They’ll be time enough for sending out other music – and you’ll be sending out to a much more receptive person – if you focus on helping the music supervisor solve a problem first.
6. If you do send out music that doesn’t fit a project, here’s how you should do it. So many music supervisors will tell you not to send out unsolicited music, and that’s because many don’t have the time to go through everyone’s music – we are talking about people that get over 1000 emails a day in some cases.
That said, many music supervisors and companies will accept unsolicited emails, but just remember, even if they do accept your emails, there’s a right way and a wrong way to do it.
The right way is to keep things short and to the point. Briefly introduce yourself (with a link to your website), then explain your music – and if you did your research – as you should – tell them why you’re presenting the music you are presenting (for example, “I know you used “Song X” in “Show X” and my music/song (name song or songs) has a similar sound.
The present the song – including the name of the song, with a link (not an attachment).
That’s it. It should be no more than 3-4 lines total.
7. Don’t spam, don’t send a long email. I cannot stress this enough. Keep your emails simple to and to the point (see rule 6), and please, don’t keep sending out email after email asking for feedback. If they want to work with your music, they’ll email you.
It is okay to send out a brief follow up email asking for feedback a couple weeks after sending out music, but just know, in general, if a music supervisor wants to work with you, they’ll be in touch.
8. Confirm you own or can represent ownership of the music before sending it out. This is SO important.
Make sure you have documentation you can present that shows you are either the creator or have the rights from all the owners to present the music for licensing.
This means if you have a co-writer or someone that works with the artist (like a manager publisher, etc.), you have documentation saying you’ve been assigned their permission to represent the writer/co-writers as well as the owner of the sound recording/master in a negotiation for a deal. If you own it 100%, make sure you have some type of documentation to show you are the owner.
If you can’t provide you own it, don’t present it. It’s that simple. And make double and triple sure that if there are samples in the music, you’ve cleared the rights to those samples for usage in your recording and for and you’ve obtained the rights to represent the usage of these samples for sync licensing.
9. Do a technical quality check. The music you present needs to be professional grade. It needs to be properly produced, engineered and mastered. It needs to be available in a high-quality WAV file for usage by the music supervisor in a project.
You can send a MP3 for your initial link for listening and temping purposes but The best format (in my estimation) is at a minimum an uncompressed WAV file at 44,100 Hz with a 16 bitrate (basic CD Audio quality). Make sure you have this quality available for download if asked for a WAV file.
Check out this link for more info on why quality is important and how to ensure it.
10. Seek professional help. This is perhaps the most important point. If you can, find a sync agent, a publisher, a manager, a label that works every day with music supervisors and projects so you can focus on your music.
These are the people that want to work with you and your music, and they have the expertise, the contacts and the confidence of music supervisors to get the job done and represent your music.
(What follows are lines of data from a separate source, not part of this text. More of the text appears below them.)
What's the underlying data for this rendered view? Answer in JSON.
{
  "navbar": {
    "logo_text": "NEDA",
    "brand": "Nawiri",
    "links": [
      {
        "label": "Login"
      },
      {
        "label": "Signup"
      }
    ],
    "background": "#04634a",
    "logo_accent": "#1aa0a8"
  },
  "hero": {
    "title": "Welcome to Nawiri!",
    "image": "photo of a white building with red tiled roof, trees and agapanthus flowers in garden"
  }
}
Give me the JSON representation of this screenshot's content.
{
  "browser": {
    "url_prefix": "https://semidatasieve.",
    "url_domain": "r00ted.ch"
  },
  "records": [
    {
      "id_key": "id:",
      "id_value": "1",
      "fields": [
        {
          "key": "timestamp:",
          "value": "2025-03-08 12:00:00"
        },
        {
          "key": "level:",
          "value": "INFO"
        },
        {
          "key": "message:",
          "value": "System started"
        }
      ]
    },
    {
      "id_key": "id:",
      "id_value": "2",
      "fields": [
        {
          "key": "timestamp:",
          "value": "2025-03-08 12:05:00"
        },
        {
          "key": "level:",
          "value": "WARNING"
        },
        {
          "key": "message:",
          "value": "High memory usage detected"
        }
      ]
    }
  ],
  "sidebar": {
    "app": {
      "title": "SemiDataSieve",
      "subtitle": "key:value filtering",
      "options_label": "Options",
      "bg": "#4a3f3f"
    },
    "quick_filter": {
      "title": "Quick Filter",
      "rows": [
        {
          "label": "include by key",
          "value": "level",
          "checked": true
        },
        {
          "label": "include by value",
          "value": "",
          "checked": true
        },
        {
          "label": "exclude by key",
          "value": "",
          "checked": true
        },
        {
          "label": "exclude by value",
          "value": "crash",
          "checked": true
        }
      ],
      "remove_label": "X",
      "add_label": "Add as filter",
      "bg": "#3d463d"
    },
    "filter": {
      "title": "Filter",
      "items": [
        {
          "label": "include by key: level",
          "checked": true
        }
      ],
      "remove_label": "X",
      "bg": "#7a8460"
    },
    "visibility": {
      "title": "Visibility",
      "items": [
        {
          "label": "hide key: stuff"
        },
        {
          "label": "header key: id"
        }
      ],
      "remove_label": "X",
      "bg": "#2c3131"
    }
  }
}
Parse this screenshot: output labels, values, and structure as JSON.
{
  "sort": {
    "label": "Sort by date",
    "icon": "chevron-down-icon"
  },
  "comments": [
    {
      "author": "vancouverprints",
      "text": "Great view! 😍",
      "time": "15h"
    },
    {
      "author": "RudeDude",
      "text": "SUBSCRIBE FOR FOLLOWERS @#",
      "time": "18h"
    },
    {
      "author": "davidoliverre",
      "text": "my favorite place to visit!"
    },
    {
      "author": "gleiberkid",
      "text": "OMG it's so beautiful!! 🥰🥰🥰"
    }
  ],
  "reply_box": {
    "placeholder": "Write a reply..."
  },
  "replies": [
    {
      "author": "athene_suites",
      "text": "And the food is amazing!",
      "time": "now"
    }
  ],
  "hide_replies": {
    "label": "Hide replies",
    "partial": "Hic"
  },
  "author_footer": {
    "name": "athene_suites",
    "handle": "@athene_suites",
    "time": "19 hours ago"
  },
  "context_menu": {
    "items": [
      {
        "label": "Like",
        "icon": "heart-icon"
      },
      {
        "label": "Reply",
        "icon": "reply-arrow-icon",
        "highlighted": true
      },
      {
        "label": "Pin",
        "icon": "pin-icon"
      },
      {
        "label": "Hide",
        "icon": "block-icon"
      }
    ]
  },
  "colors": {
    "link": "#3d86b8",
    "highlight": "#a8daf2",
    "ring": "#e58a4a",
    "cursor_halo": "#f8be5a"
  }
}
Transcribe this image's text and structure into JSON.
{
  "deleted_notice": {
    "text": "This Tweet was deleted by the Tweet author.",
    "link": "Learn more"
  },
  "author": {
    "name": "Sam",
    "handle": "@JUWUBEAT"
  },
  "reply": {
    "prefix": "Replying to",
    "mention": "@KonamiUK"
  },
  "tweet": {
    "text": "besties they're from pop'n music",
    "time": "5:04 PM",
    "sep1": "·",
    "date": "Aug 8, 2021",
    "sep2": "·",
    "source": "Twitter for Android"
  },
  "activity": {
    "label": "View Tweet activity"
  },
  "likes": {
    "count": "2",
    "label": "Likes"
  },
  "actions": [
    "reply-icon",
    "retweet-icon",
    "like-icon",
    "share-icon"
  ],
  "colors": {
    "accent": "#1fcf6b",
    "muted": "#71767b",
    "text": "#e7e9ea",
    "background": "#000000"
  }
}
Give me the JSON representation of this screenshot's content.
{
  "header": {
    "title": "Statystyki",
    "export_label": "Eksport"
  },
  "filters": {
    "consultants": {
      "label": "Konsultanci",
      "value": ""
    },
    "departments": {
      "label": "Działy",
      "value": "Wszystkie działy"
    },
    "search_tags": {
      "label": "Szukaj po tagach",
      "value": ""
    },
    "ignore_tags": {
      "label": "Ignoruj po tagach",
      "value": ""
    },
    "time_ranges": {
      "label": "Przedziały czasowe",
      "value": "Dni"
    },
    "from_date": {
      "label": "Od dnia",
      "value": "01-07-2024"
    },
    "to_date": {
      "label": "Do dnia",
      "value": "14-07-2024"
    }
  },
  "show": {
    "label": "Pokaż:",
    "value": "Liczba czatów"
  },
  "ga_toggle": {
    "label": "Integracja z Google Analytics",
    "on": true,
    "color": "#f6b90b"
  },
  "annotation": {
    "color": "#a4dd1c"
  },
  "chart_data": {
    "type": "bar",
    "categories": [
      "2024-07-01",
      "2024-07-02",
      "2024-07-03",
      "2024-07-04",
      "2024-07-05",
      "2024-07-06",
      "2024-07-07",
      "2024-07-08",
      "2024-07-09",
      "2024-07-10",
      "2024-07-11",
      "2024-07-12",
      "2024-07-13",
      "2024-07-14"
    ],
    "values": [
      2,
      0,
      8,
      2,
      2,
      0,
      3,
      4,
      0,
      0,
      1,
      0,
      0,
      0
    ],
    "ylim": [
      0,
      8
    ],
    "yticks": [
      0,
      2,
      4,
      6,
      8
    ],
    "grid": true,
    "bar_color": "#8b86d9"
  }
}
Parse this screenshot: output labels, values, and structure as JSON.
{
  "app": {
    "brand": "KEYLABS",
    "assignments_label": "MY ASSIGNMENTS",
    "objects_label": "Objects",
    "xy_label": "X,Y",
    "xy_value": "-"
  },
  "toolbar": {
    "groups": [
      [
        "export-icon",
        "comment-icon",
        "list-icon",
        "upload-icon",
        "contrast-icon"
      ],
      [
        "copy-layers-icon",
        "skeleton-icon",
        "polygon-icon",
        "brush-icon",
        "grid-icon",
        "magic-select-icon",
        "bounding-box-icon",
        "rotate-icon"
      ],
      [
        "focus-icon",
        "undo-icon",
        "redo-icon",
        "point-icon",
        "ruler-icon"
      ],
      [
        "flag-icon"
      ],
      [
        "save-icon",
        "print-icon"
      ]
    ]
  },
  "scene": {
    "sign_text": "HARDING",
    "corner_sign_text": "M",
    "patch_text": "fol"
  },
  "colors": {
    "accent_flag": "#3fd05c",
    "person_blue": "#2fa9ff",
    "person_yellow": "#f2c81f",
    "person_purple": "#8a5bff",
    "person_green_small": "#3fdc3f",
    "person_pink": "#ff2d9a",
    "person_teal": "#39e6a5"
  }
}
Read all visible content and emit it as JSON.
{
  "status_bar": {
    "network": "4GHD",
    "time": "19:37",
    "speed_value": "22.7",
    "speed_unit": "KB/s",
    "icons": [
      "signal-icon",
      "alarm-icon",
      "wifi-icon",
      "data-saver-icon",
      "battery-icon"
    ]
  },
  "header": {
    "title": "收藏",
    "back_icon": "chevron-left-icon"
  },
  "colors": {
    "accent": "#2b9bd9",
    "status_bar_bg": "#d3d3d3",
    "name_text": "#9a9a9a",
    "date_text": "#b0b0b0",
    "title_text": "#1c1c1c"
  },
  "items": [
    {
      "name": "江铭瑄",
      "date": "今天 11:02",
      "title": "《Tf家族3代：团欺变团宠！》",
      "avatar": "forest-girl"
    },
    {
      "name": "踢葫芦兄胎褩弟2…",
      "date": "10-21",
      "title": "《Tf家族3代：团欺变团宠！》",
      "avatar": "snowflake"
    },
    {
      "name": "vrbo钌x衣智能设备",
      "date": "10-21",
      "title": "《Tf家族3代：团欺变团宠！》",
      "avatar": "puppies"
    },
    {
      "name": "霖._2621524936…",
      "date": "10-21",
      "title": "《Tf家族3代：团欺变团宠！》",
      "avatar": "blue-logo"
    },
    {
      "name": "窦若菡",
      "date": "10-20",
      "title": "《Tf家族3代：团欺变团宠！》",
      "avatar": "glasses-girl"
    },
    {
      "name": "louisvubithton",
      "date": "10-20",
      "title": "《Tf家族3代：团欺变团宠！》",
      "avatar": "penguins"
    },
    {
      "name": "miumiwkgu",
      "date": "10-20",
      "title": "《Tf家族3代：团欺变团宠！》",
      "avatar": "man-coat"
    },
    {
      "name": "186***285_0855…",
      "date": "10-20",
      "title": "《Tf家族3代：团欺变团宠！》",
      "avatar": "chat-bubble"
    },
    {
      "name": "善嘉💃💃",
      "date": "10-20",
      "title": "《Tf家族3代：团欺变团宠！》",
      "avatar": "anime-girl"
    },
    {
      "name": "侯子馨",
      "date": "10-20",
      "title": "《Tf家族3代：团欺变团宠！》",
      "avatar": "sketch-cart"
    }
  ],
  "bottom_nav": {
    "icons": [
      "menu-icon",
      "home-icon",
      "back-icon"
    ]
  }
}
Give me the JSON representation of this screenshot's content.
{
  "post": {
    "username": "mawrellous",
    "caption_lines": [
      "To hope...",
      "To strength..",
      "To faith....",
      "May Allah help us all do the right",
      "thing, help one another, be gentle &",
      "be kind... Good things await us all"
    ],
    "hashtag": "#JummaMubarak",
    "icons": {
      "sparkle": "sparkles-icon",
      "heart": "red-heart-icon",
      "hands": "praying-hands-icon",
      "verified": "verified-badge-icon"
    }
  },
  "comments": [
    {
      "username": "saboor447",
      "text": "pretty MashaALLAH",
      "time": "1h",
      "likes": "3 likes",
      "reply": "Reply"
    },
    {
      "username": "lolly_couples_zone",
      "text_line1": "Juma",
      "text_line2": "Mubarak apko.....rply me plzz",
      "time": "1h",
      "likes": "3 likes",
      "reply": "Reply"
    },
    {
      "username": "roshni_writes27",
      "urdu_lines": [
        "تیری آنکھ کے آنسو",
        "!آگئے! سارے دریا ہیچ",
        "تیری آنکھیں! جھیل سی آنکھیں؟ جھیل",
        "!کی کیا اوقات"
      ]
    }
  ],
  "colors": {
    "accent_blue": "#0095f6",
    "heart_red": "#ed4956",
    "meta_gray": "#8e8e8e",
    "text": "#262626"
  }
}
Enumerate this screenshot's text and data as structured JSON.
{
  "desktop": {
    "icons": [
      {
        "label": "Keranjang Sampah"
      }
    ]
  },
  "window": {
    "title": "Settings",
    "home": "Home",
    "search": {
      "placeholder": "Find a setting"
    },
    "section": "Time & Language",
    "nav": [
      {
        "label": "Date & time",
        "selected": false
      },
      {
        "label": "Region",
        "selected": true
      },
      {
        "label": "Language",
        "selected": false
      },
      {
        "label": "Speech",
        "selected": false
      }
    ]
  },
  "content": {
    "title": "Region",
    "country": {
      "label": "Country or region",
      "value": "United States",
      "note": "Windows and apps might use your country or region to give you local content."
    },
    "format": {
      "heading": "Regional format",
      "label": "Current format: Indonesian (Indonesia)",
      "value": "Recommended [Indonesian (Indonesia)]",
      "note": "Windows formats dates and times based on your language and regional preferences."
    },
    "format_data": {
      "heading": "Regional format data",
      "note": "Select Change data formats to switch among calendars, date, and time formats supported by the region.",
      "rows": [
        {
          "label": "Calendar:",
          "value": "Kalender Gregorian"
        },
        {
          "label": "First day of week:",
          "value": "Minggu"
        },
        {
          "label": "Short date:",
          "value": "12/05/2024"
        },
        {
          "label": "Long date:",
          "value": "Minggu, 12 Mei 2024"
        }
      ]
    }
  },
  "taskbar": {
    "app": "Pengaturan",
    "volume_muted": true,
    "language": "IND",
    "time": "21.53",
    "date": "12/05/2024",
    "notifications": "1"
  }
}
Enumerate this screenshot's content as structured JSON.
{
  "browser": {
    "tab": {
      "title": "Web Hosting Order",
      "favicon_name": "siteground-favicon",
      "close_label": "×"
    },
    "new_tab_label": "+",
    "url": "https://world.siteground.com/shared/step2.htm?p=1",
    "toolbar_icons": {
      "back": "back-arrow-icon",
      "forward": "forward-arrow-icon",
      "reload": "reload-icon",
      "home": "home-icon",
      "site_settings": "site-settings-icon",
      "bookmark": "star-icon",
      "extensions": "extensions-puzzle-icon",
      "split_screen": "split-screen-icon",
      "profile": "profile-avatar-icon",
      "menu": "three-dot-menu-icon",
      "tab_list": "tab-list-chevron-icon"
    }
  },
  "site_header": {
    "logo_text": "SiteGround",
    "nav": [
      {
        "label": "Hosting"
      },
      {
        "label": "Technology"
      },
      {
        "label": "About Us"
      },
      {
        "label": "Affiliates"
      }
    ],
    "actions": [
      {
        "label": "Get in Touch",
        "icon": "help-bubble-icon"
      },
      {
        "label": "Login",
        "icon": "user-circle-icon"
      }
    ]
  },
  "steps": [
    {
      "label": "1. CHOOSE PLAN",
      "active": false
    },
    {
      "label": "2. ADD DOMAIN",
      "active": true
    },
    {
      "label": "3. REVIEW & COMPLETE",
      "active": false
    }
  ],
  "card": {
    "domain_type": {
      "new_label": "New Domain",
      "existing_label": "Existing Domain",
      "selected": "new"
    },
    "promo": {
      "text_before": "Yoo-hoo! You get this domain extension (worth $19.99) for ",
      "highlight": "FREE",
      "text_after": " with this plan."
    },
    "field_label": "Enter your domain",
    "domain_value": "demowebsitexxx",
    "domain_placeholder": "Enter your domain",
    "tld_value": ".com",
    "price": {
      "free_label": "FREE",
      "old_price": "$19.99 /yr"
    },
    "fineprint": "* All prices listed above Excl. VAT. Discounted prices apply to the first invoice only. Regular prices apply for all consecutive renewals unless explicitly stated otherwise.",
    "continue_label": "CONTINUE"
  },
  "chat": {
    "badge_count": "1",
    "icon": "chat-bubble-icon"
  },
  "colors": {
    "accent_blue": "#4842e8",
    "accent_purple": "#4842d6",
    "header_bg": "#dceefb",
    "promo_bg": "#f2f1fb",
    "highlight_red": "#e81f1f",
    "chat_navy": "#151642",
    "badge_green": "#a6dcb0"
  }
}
Do an Internet search for sync agents and you’ll find options of people you can submit to – That’s a good start.
You can also click here for an article from our blog that gets into more details on why sync agents are important.
If you resolve to follow the advice in this letter, while I cannot guarantee you’ll get a sync or a commission to compose music for a project, I can say you’ll put yourself head and shoulders above the competition.